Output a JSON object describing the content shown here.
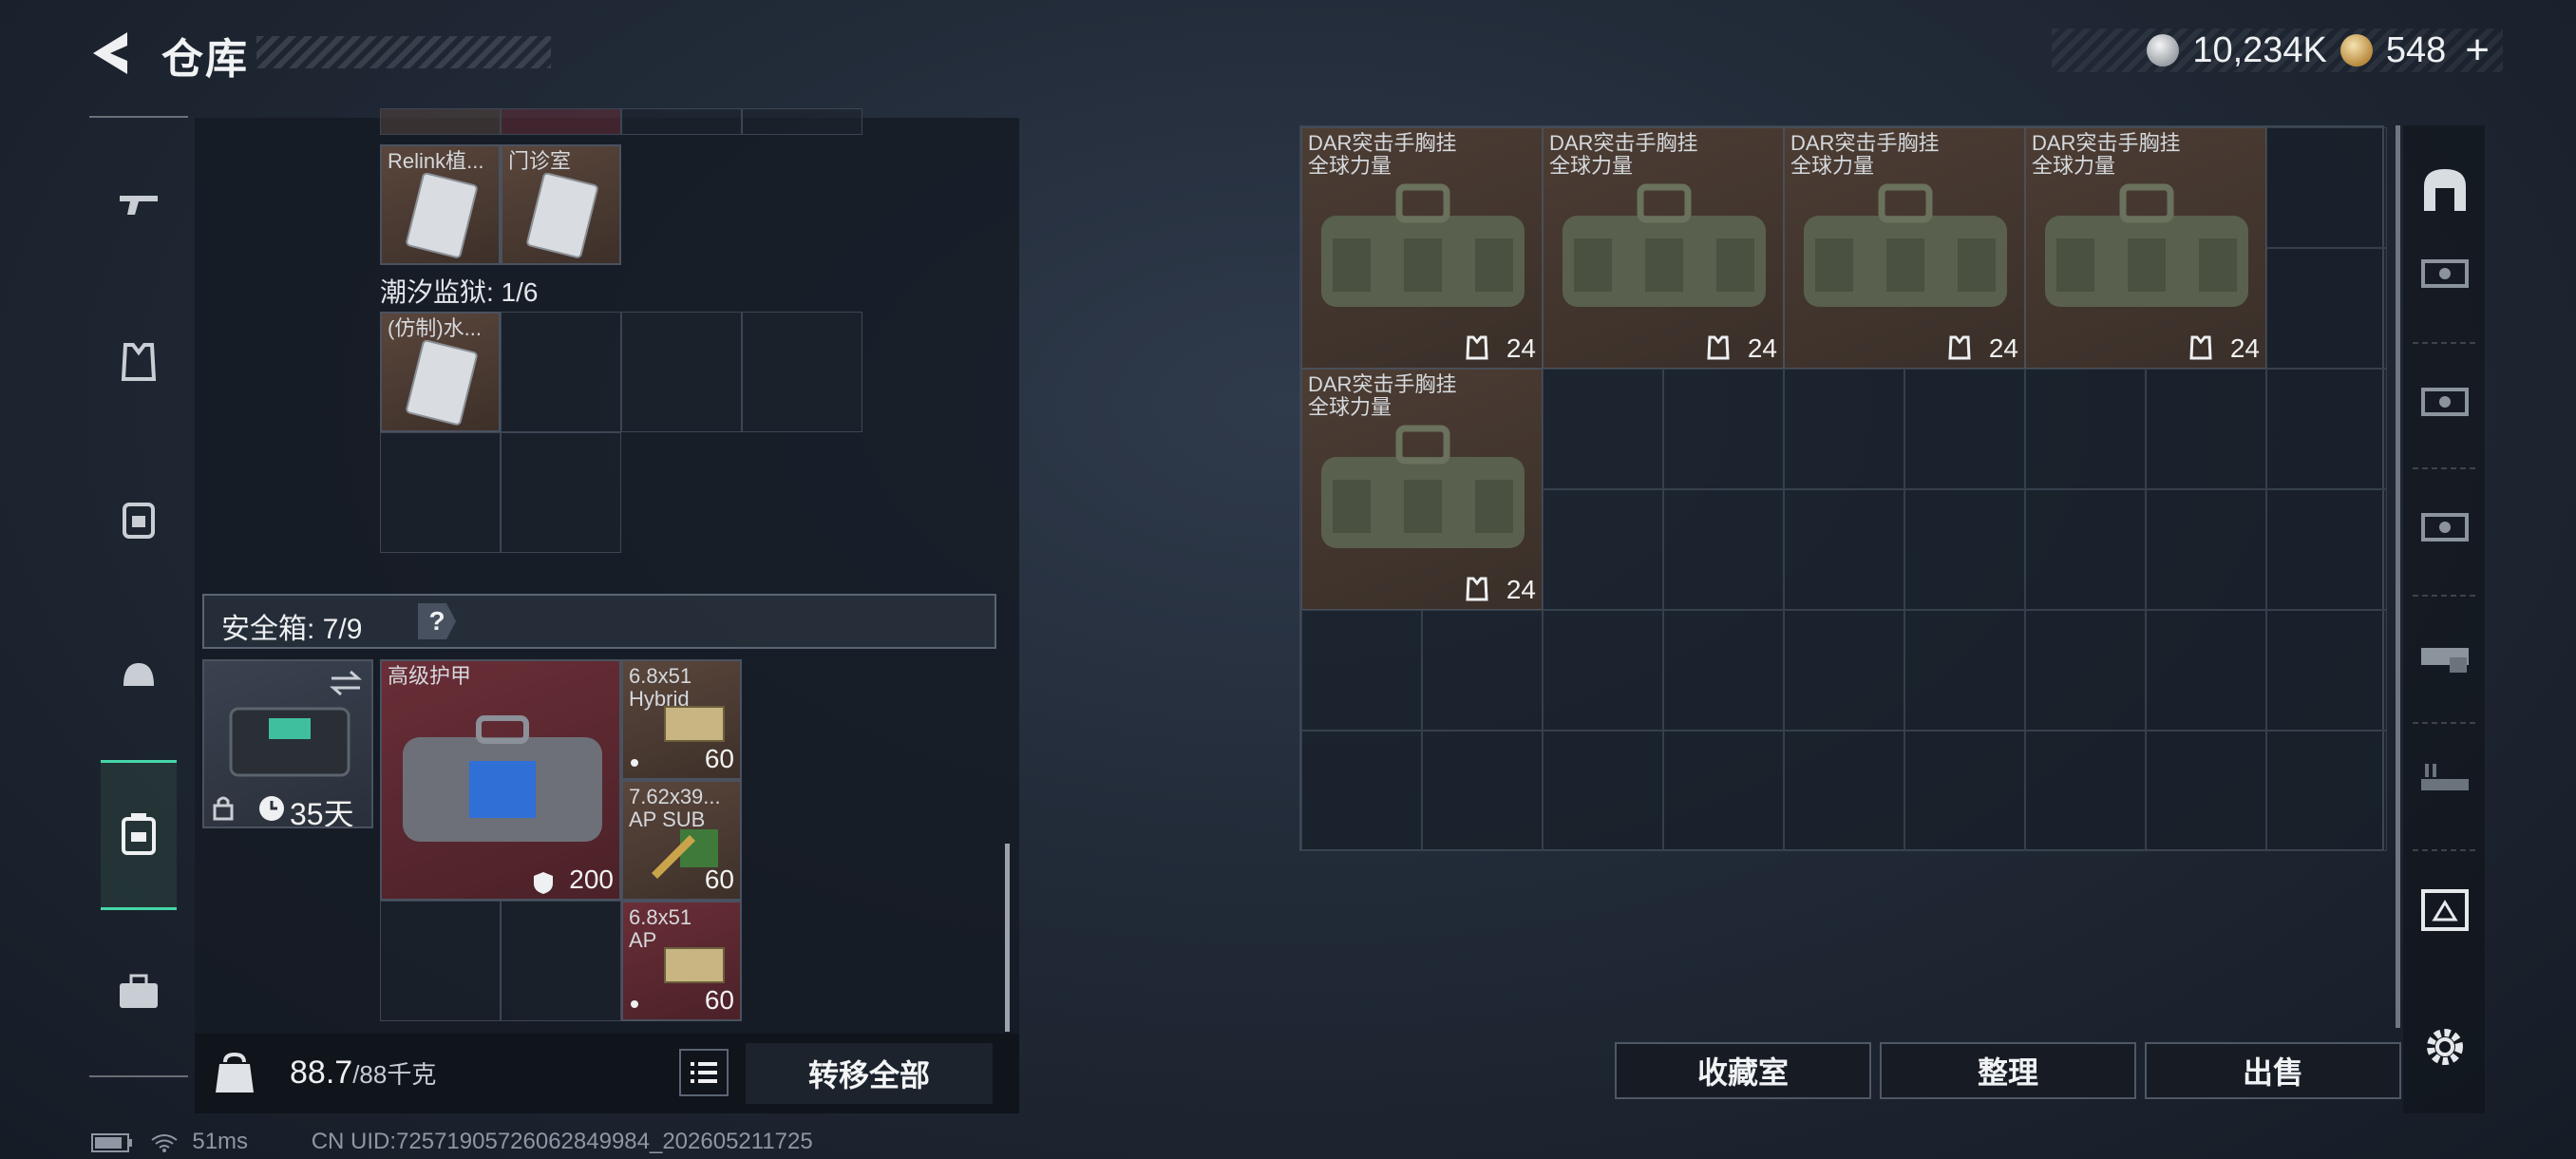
{
  "header": {
    "title": "仓库"
  },
  "currency": {
    "silver": "10,234K",
    "gold": "548",
    "plus": "+"
  },
  "left_panel": {
    "top_items": [
      {
        "name": "Relink植...",
        "bg": "brown"
      },
      {
        "name": "门诊室",
        "bg": "brown"
      }
    ],
    "prison": {
      "label": "潮汐监狱: 1/6",
      "items": [
        {
          "name": "(仿制)水..."
        }
      ]
    },
    "safebox": {
      "label": "安全箱: 7/9",
      "help": "?",
      "days": "35天"
    },
    "items": [
      {
        "name": "高级护甲",
        "count": "200"
      },
      {
        "name": "6.8x51\nHybrid",
        "count": "60"
      },
      {
        "name": "7.62x39...\nAP SUB",
        "count": "60"
      },
      {
        "name": "6.8x51\nAP",
        "count": "60"
      }
    ],
    "weight": {
      "current": "88.7",
      "max": "/88千克"
    },
    "transfer_all": "转移全部"
  },
  "storage": {
    "bags": [
      {
        "name": "DAR突击手胸挂\n全球力量",
        "count": "24"
      },
      {
        "name": "DAR突击手胸挂\n全球力量",
        "count": "24"
      },
      {
        "name": "DAR突击手胸挂\n全球力量",
        "count": "24"
      },
      {
        "name": "DAR突击手胸挂\n全球力量",
        "count": "24"
      },
      {
        "name": "DAR突击手胸挂\n全球力量",
        "count": "24"
      }
    ],
    "buttons": {
      "collection": "收藏室",
      "organize": "整理",
      "sell": "出售"
    }
  },
  "footer": {
    "ping": "51ms",
    "uid": "CN UID:7257190572606284998​4_202605211725"
  }
}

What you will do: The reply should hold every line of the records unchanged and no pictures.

Exercise response:
Output a JSON object describing the content shown here.
{
  "header": {
    "title": "仓库"
  },
  "currency": {
    "silver": "10,234K",
    "gold": "548",
    "plus": "+"
  },
  "left_panel": {
    "top_items": [
      {
        "name": "Relink植...",
        "bg": "brown"
      },
      {
        "name": "门诊室",
        "bg": "brown"
      }
    ],
    "prison": {
      "label": "潮汐监狱: 1/6",
      "items": [
        {
          "name": "(仿制)水..."
        }
      ]
    },
    "safebox": {
      "label": "安全箱: 7/9",
      "help": "?",
      "days": "35天"
    },
    "items": [
      {
        "name": "高级护甲",
        "count": "200"
      },
      {
        "name": "6.8x51\nHybrid",
        "count": "60"
      },
      {
        "name": "7.62x39...\nAP SUB",
        "count": "60"
      },
      {
        "name": "6.8x51\nAP",
        "count": "60"
      }
    ],
    "weight": {
      "current": "88.7",
      "max": "/88千克"
    },
    "transfer_all": "转移全部"
  },
  "storage": {
    "bags": [
      {
        "name": "DAR突击手胸挂\n全球力量",
        "count": "24"
      },
      {
        "name": "DAR突击手胸挂\n全球力量",
        "count": "24"
      },
      {
        "name": "DAR突击手胸挂\n全球力量",
        "count": "24"
      },
      {
        "name": "DAR突击手胸挂\n全球力量",
        "count": "24"
      },
      {
        "name": "DAR突击手胸挂\n全球力量",
        "count": "24"
      }
    ],
    "buttons": {
      "collection": "收藏室",
      "organize": "整理",
      "sell": "出售"
    }
  },
  "footer": {
    "ping": "51ms",
    "uid": "CN UID:7257190572606284998​4_202605211725"
  }
}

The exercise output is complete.